So much so that not only is the campaign being credited with giving Hewlett-Packard Co. a slight lead in consumer-PC market share, but it's also said to have propelled the comeback of rapper Jay-Z.
The campaign's strategy centered on making PC stand once again for "personal computer" and not for what it had become-a "personal commodity" sold based on price and discounts, especially by HP rival, and longtime category leader, Dell.
Spearheading the campaign on the client side are former Apple Computer marketing executives Satjiv Chahil, now senior VP-worldwide marketing for HP's Personal Systems Group, and David Roman, VP-worldwide marketing communications in that group.
TV spots from San Francisco agency Goodby feature only the hands, midsections and computers of celebrities ranging from Jay-Z to the "Flying Tomato," Olympic snowboarder Shaun White, who takes photos of airline passengers sleeping, to Dallas Mavericks owner Mark Cuban, who sentimentally saves all the e-mails he's written, including one inviting his wife on their first date.
Goodby's campaign also included two programs. An interactive show titled "Change Artists" was targeted at business-to-business customers and centered on CEO interviews. The "Change Artists" effort also included promotions. Leads were up 70%-80% over the previous year, Mr. Roman notes.
The other program appeared on MTV. "Meet or Delete" used a dating-game format to determine whether a couple would get together based on the contents of their computer hard drives.
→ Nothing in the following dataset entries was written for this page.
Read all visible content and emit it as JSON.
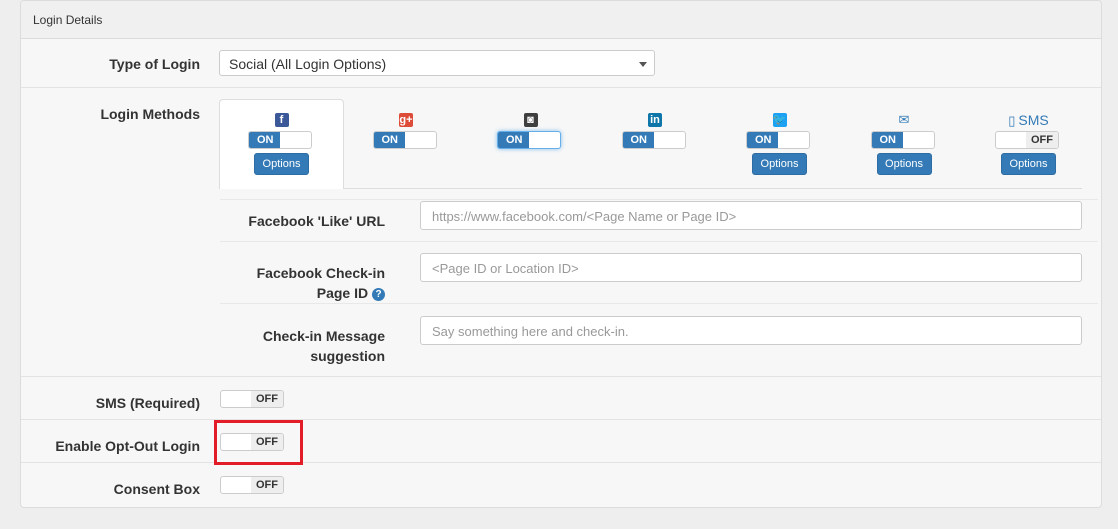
{
  "panel_title": "Login Details",
  "type_of_login": {
    "label": "Type of Login",
    "value": "Social (All Login Options)"
  },
  "login_methods": {
    "label": "Login Methods",
    "methods": [
      {
        "name": "facebook",
        "icon": "facebook-icon",
        "icon_char": "f",
        "color": "#3b5998",
        "state": "ON",
        "has_options": true,
        "options_label": "Options"
      },
      {
        "name": "google-plus",
        "icon": "google-plus-icon",
        "icon_char": "g+",
        "color": "#dd4b39",
        "state": "ON",
        "has_options": false
      },
      {
        "name": "instagram",
        "icon": "instagram-icon",
        "icon_char": "◙",
        "color": "#3f3f3f",
        "state": "ON",
        "has_options": false
      },
      {
        "name": "linkedin",
        "icon": "linkedin-icon",
        "icon_char": "in",
        "color": "#0e76a8",
        "state": "ON",
        "has_options": false
      },
      {
        "name": "twitter",
        "icon": "twitter-icon",
        "icon_char": "🐦",
        "color": "#1da1f2",
        "state": "ON",
        "has_options": true,
        "options_label": "Options"
      },
      {
        "name": "email",
        "icon": "envelope-icon",
        "icon_char": "✉",
        "color": "#337ab7",
        "state": "ON",
        "has_options": true,
        "options_label": "Options"
      },
      {
        "name": "sms",
        "icon": "mobile-icon",
        "icon_char": "▯",
        "label": "SMS",
        "color": "#337ab7",
        "state": "OFF",
        "has_options": true,
        "options_label": "Options"
      }
    ]
  },
  "facebook_like_url": {
    "label": "Facebook 'Like' URL",
    "placeholder": "https://www.facebook.com/<Page Name or Page ID>"
  },
  "facebook_checkin": {
    "label_line1": "Facebook Check-in",
    "label_line2": "Page ID",
    "help_icon": "?",
    "placeholder": "<Page ID or Location ID>"
  },
  "checkin_message": {
    "label_line1": "Check-in Message",
    "label_line2": "suggestion",
    "placeholder": "Say something here and check-in."
  },
  "sms_required": {
    "label": "SMS (Required)",
    "state": "OFF"
  },
  "opt_out": {
    "label": "Enable Opt-Out Login",
    "state": "OFF"
  },
  "consent_box": {
    "label": "Consent Box",
    "state": "OFF"
  },
  "toggle_on_text": "ON",
  "toggle_off_text": "OFF",
  "colors": {
    "primary": "#337ab7",
    "highlight": "#e21d27"
  }
}
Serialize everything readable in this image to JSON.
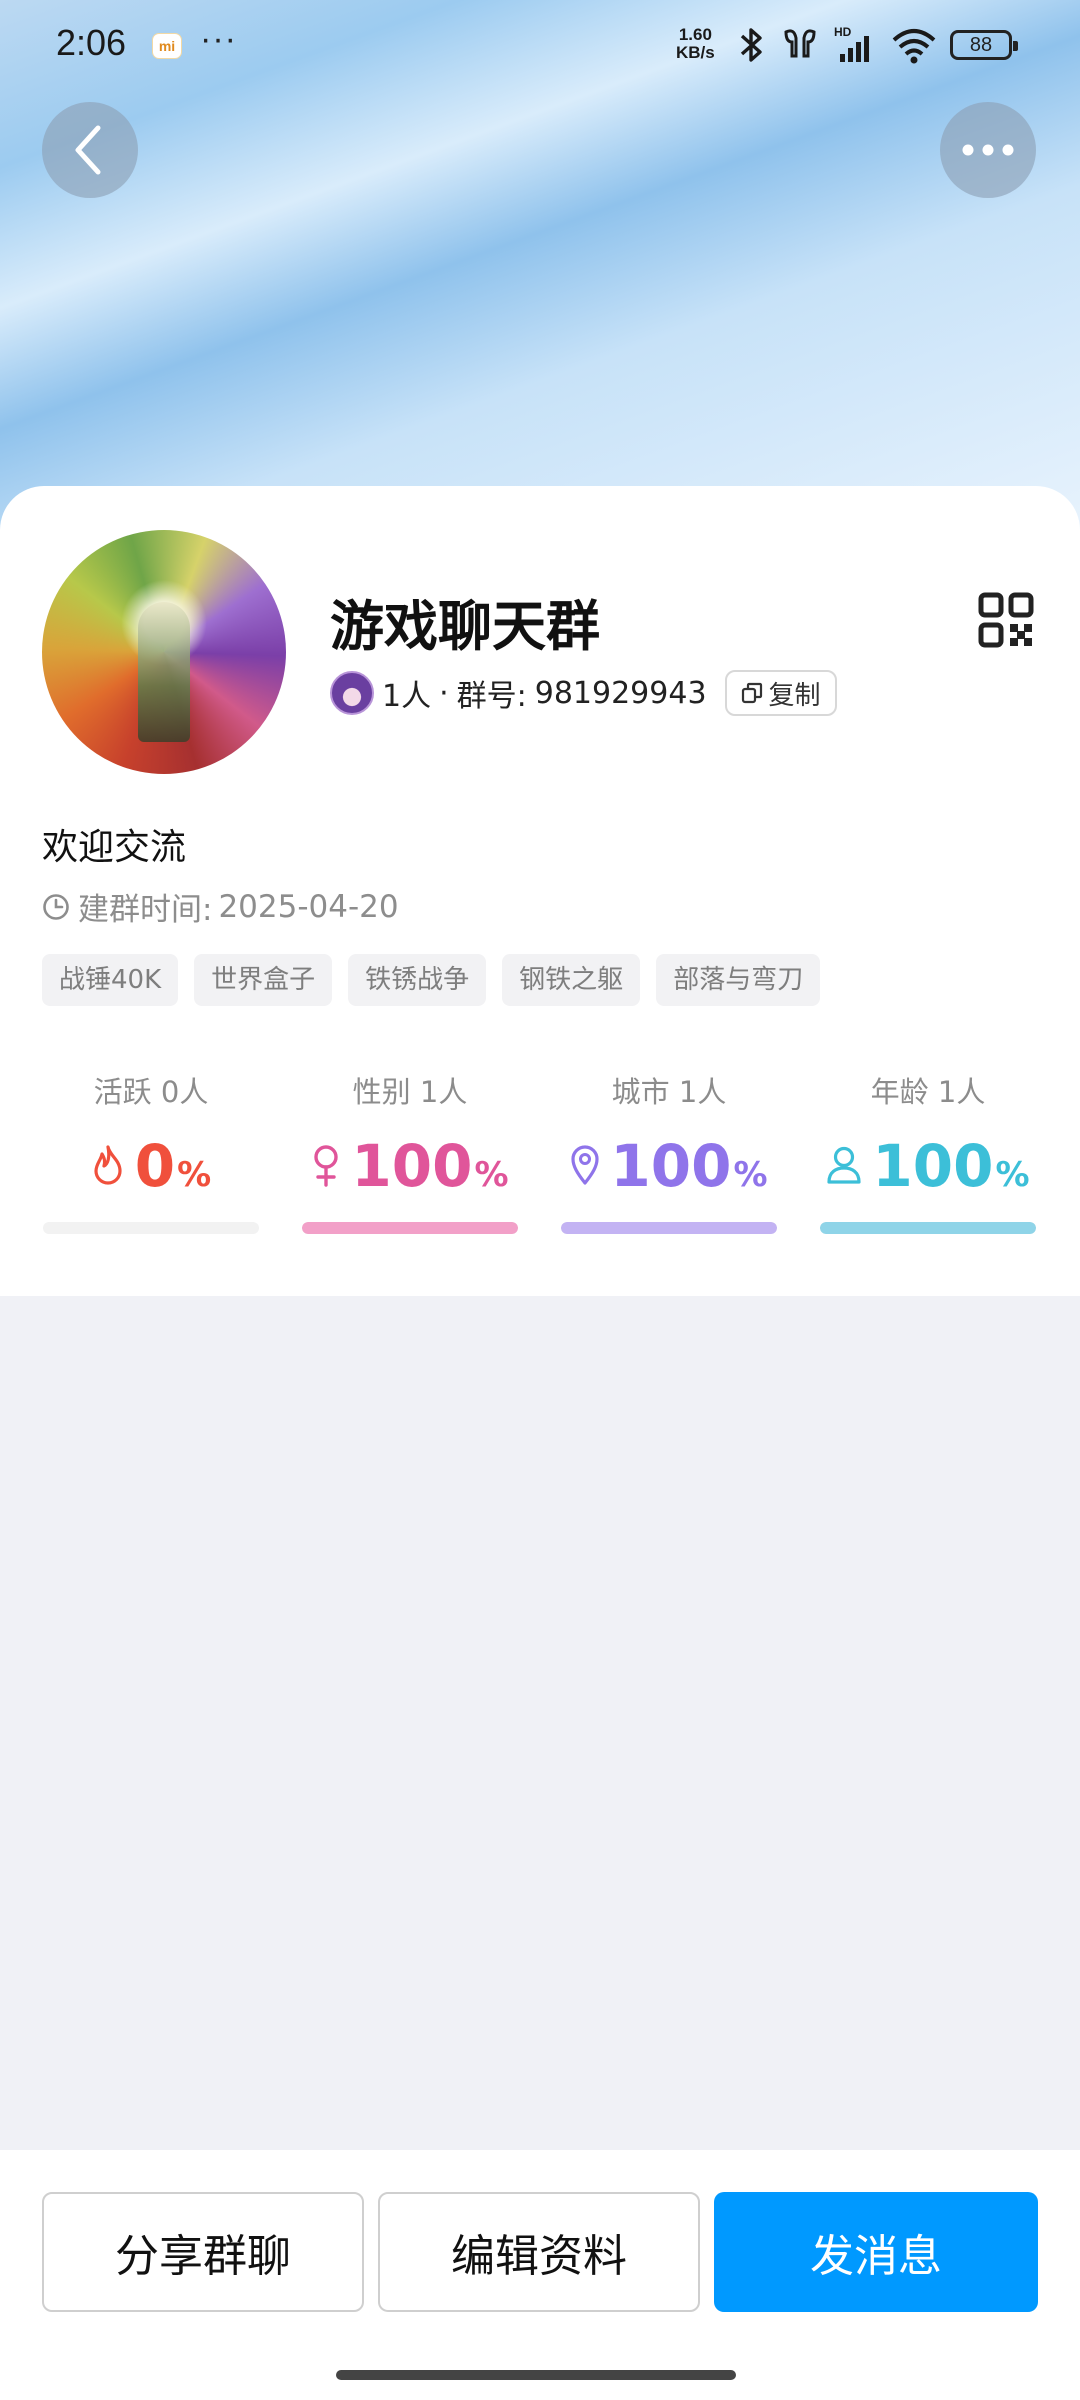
{
  "status_bar": {
    "time": "2:06",
    "app_badge": "mi",
    "more_dots": "···",
    "net_speed_value": "1.60",
    "net_speed_unit": "KB/s",
    "battery": "88"
  },
  "header": {
    "back_icon": "chevron-left-icon",
    "more_icon": "more-horizontal-icon"
  },
  "group": {
    "name": "游戏聊天群",
    "members": "1人",
    "separator": "·",
    "id_label": "群号:",
    "id_value": "981929943",
    "copy_label": "复制",
    "description": "欢迎交流",
    "created_label": "建群时间:",
    "created_date": "2025-04-20",
    "tags": [
      "战锤40K",
      "世界盒子",
      "铁锈战争",
      "钢铁之躯",
      "部落与弯刀"
    ]
  },
  "stats": [
    {
      "label": "活跃 0人",
      "value": "0",
      "unit": "%",
      "icon": "flame-icon",
      "color": "#f0503c",
      "fill": 0.0
    },
    {
      "label": "性别 1人",
      "value": "100",
      "unit": "%",
      "icon": "female-icon",
      "color": "#e0559a",
      "fill": 1.0
    },
    {
      "label": "城市 1人",
      "value": "100",
      "unit": "%",
      "icon": "location-pin-icon",
      "color": "#8f74ea",
      "fill": 1.0
    },
    {
      "label": "年龄 1人",
      "value": "100",
      "unit": "%",
      "icon": "person-icon",
      "color": "#3cbfd8",
      "fill": 1.0
    }
  ],
  "stat_bar_colors": [
    "#f0503c",
    "#f2a0c8",
    "#c3b3f3",
    "#8fd4e8"
  ],
  "actions": {
    "share": "分享群聊",
    "edit": "编辑资料",
    "message": "发消息"
  },
  "colors": {
    "primary": "#0099ff",
    "page_bg": "#f0f1f6"
  }
}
The MTV program is running in 14 nations in nine languages, Mr. Roman says, noting, "It has become a valuable program for them."
The results: In the third quarter of 2006, according to IDC data, HP's market share rose to 27.7%, good enough to beat Dell's 25.1%.
Perhaps more importantly, Goodby's campaign has helped lift the company past the troubles resulting from an investigation into HP's tracking of a boardroom leak. "The impact is a lot less than it would have been," Mr. Roman says.
As for how cool HP is these days, Mr. Roman says: "We're getting cooler, but I wouldn't say we're cool."